George Bush, director for Area B, said no one realized the dike was compromised until it was noticed by a helicopter flying up and down the river looking for weak spots.
“There was a weak spot. It was undermined quite a bit. Nobody spotted it except they flew the river a few days ago. It cut quite a bit under the (dike) roadway,” he said.
All day dump trucks took material through town to the spot the dike was compromised just south of Cawston off VLA Road. It is not the same spot that was repaired several weeks ago.
Bush said the crews would most likely return Sunday to finish up work in preparation of high water expected to hit Thursday and Friday next week.
Bush said for the most part of what he saw Cawston area was quiet Saturday.
“It was kind of quiet. All the sandbags are out and placed. It’s the quiet before the storm, I guess,” he said.
Bush said a hydrologist was out Saturday morning taking a look around the Newton Road area.
“We had a hydrologist out to take a look just in case the river does come up a metre like they’re predicting,” he said.
Bush said the problem in that area is Keremeos Creek enters the Similkameen River there and when the river is high the creek backs up.
“If the river is running high that means the creek is running high too and that all has to go somewhere,” he said.

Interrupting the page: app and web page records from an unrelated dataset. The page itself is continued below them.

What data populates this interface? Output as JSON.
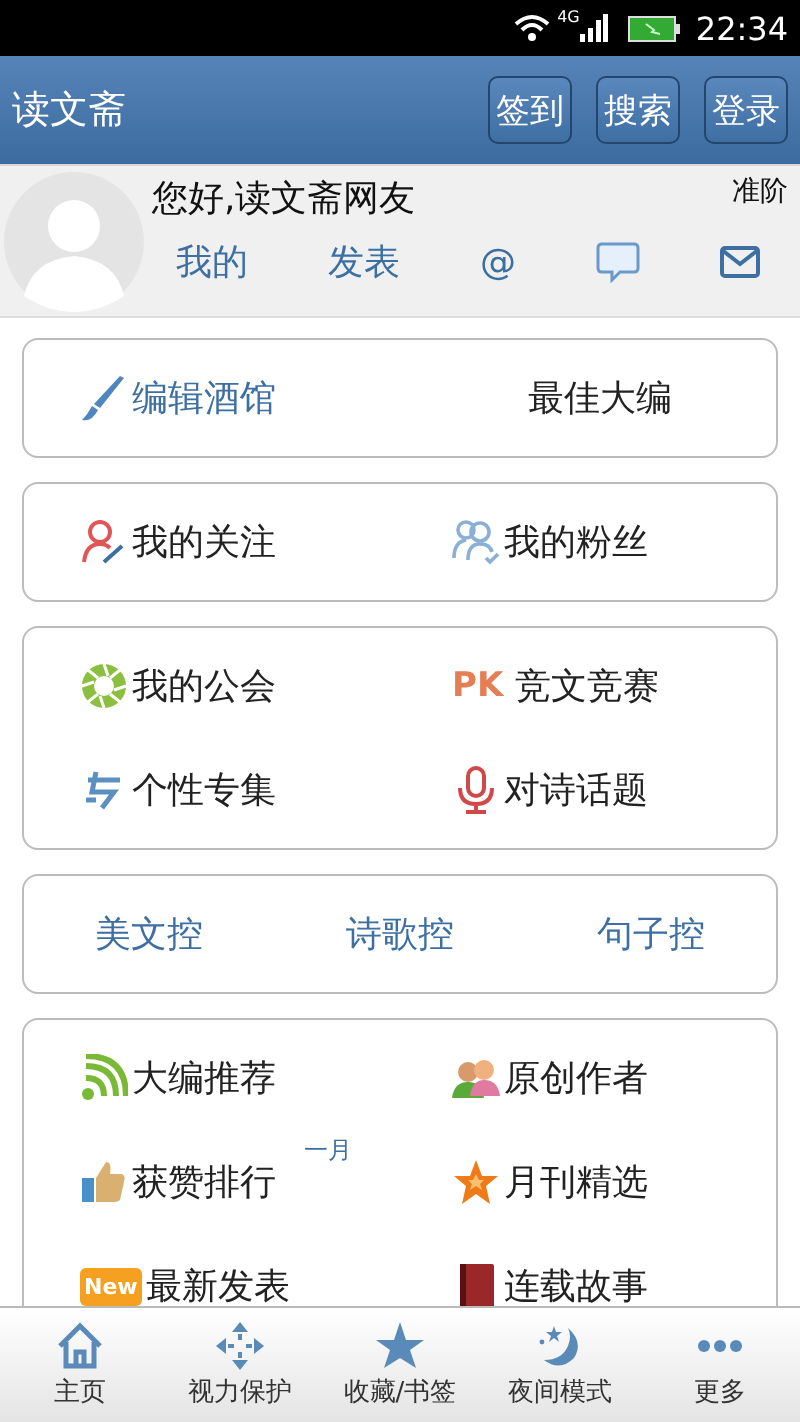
{
  "status_bar": {
    "network": "4G",
    "time": "22:34"
  },
  "header": {
    "title": "读文斋",
    "buttons": [
      "签到",
      "搜索",
      "登录"
    ]
  },
  "profile": {
    "greeting": "您好,读文斋网友",
    "rank": "准阶",
    "links": [
      {
        "kind": "text",
        "label": "我的"
      },
      {
        "kind": "text",
        "label": "发表"
      },
      {
        "kind": "text",
        "label": "@"
      },
      {
        "kind": "comment"
      },
      {
        "kind": "mail"
      }
    ]
  },
  "sections": [
    {
      "kind": "grid",
      "items": [
        {
          "label": "编辑酒馆",
          "kind": "link"
        },
        {
          "label": "最佳大编",
          "kind": "plain"
        }
      ]
    },
    {
      "kind": "grid",
      "items": [
        {
          "label": "我的关注",
          "kind": "plain"
        },
        {
          "label": "我的粉丝",
          "kind": "plain"
        }
      ]
    },
    {
      "kind": "grid",
      "items": [
        {
          "label": "我的公会",
          "kind": "plain"
        },
        {
          "label": "竞文竞赛",
          "kind": "plain",
          "icon_text": "PK"
        },
        {
          "label": "个性专集",
          "kind": "plain"
        },
        {
          "label": "对诗话题",
          "kind": "plain"
        }
      ]
    },
    {
      "kind": "row",
      "items": [
        {
          "label": "美文控",
          "kind": "link"
        },
        {
          "label": "诗歌控",
          "kind": "link"
        },
        {
          "label": "句子控",
          "kind": "link"
        }
      ]
    },
    {
      "kind": "grid",
      "items": [
        {
          "label": "大编推荐",
          "kind": "plain"
        },
        {
          "label": "原创作者",
          "kind": "plain"
        },
        {
          "label": "获赞排行",
          "kind": "plain",
          "note": "一月"
        },
        {
          "label": "月刊精选",
          "kind": "plain"
        },
        {
          "label": "最新发表",
          "kind": "plain",
          "icon_text": "New"
        },
        {
          "label": "连载故事",
          "kind": "plain"
        }
      ]
    }
  ],
  "nav": [
    {
      "label": "主页"
    },
    {
      "label": "视力保护"
    },
    {
      "label": "收藏/书签"
    },
    {
      "label": "夜间模式"
    },
    {
      "label": "更多"
    }
  ]
}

He had not yet heard the results of the assessment.
Warm temperatures throughout the weekend and next week are expected to melt the 200 per cent above average snowpack rapidly in the high elevation causing the river to swell.
Forecasts from the Nighthawk area river collection site predict the river will swell to more than 16 feet by Thursday and Friday which is considered a major flood.